DATASET:
--

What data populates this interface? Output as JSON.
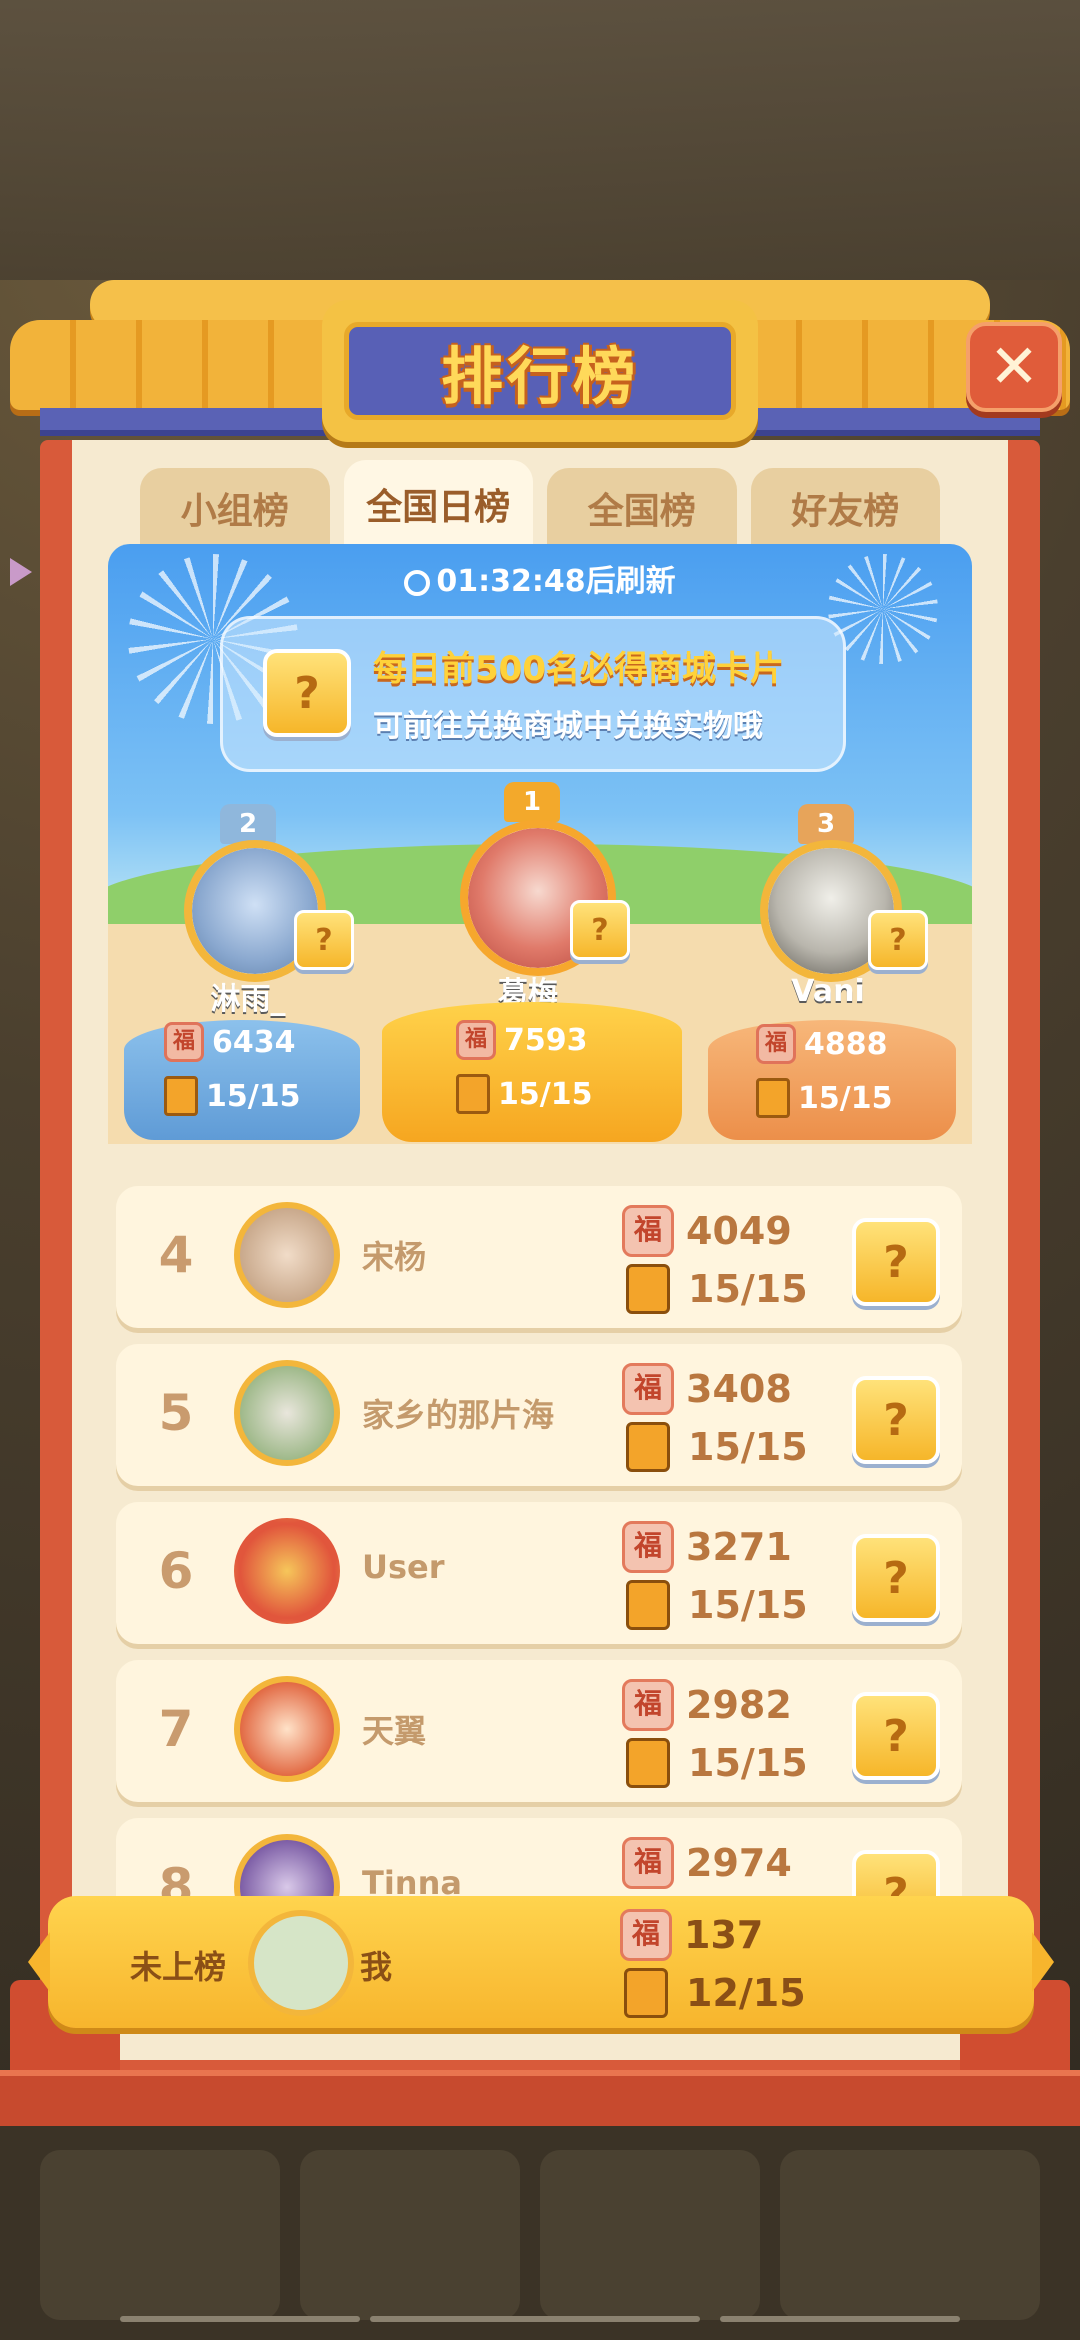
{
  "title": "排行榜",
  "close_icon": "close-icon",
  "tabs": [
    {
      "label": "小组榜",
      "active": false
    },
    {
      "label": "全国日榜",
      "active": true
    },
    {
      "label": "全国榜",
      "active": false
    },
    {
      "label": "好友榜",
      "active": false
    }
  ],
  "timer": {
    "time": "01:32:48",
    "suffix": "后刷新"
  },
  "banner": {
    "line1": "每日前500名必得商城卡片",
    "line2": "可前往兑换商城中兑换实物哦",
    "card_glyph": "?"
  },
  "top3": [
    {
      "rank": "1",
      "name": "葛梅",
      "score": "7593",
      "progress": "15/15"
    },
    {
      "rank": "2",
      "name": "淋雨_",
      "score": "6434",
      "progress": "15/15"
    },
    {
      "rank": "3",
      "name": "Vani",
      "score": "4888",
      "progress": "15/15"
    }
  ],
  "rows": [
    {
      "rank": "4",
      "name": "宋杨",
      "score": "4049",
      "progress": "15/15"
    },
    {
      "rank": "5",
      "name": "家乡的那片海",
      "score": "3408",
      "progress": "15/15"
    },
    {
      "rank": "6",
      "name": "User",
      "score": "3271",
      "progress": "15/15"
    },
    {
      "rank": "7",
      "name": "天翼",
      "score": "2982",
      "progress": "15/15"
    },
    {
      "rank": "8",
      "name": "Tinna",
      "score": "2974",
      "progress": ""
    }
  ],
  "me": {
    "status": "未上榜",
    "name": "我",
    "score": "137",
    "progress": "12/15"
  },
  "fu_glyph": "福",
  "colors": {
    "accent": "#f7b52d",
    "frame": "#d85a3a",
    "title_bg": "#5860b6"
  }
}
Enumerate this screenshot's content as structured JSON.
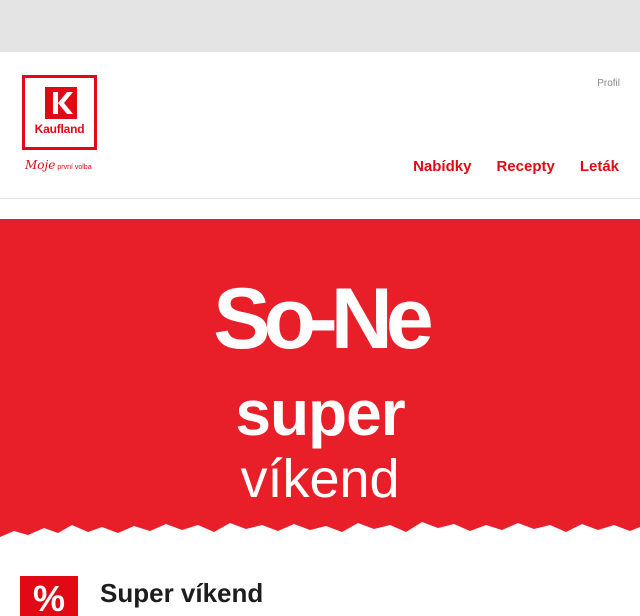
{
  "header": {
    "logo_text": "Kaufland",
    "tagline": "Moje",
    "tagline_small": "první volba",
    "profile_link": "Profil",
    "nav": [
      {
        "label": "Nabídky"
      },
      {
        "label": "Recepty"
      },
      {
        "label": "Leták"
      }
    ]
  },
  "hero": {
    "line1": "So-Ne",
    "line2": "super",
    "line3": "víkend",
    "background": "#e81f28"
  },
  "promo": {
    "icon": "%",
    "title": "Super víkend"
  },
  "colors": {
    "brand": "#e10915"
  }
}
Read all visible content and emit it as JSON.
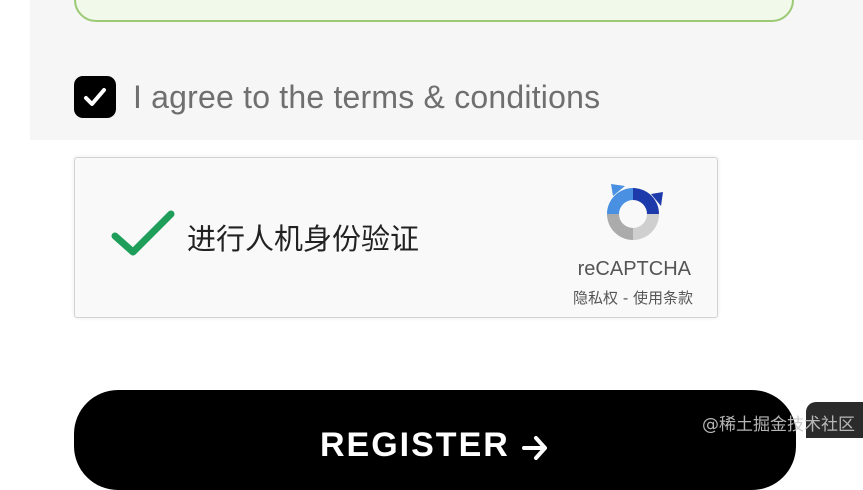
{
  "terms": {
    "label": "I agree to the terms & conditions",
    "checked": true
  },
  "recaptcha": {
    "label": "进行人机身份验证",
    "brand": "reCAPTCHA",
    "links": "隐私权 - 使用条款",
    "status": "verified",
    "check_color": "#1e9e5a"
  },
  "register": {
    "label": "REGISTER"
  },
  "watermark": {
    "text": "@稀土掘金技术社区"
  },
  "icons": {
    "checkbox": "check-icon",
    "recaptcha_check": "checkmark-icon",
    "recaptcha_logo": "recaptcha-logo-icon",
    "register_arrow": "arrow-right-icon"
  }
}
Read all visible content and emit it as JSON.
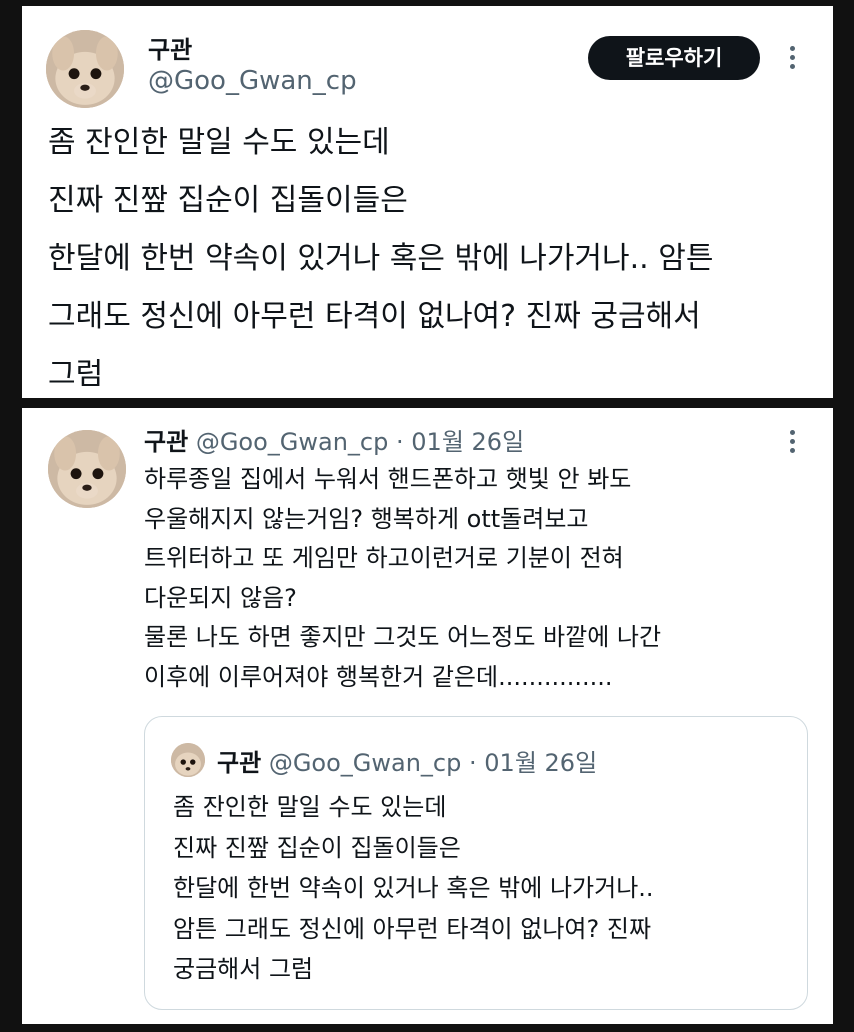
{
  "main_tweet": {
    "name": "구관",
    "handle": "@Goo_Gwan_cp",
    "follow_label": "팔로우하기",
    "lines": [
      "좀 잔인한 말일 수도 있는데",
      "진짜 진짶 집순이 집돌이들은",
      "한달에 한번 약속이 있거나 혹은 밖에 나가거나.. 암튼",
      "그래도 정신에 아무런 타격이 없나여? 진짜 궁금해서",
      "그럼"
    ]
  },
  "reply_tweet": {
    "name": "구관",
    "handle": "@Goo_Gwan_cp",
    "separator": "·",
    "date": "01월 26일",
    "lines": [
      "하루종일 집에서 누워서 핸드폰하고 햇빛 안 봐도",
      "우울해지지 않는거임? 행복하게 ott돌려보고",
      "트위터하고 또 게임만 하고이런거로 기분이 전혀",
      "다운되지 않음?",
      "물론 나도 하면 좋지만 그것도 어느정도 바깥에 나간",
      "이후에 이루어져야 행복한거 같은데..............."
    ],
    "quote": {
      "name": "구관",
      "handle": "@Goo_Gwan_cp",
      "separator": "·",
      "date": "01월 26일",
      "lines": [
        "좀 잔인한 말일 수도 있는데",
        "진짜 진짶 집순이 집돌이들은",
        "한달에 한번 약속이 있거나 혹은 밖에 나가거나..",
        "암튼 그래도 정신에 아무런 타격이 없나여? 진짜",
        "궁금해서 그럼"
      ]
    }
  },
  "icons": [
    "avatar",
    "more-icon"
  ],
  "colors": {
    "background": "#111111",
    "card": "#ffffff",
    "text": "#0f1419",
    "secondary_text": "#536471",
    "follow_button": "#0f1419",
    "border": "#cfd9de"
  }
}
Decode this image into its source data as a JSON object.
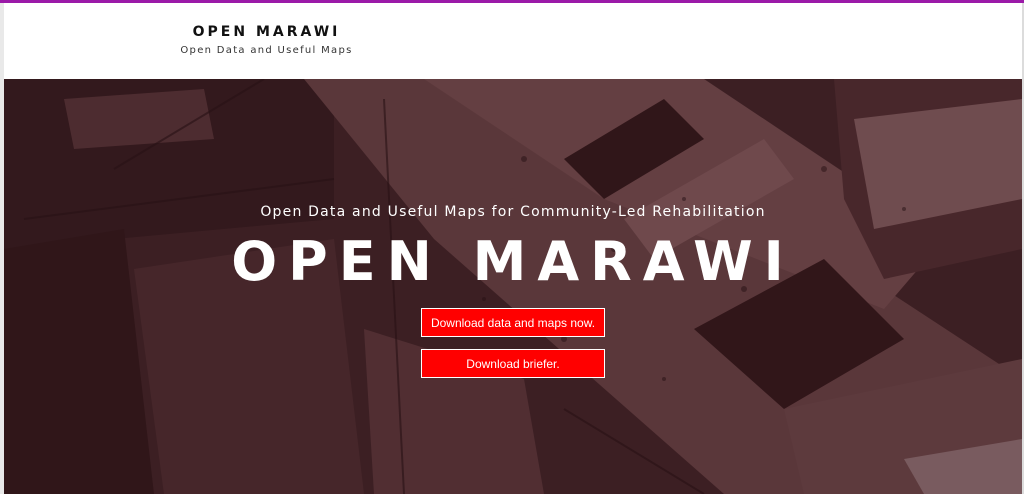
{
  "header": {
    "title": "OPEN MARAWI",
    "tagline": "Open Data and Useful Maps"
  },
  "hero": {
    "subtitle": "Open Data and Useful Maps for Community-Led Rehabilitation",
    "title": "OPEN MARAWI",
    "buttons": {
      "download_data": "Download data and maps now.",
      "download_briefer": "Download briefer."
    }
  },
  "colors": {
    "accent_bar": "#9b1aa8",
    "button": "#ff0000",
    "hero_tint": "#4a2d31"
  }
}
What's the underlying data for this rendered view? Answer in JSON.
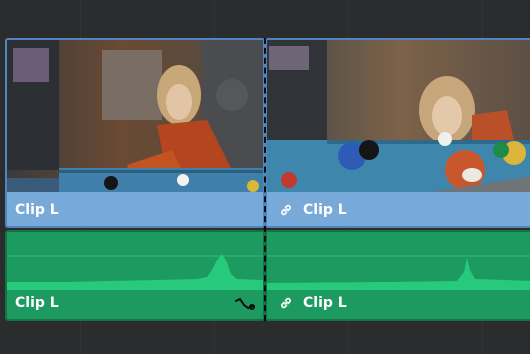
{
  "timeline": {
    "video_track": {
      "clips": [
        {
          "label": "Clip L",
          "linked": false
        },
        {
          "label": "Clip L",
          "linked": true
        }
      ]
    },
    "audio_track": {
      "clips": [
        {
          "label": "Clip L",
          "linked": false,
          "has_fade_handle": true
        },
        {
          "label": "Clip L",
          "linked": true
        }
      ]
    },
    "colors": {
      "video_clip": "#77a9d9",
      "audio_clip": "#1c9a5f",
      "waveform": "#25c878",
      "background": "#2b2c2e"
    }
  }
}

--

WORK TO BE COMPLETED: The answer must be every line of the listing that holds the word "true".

WRITTEN SOLUTION:
      "active": true
    "checked": true
          "linked": true
          "has_fade_handle": true
          "linked": true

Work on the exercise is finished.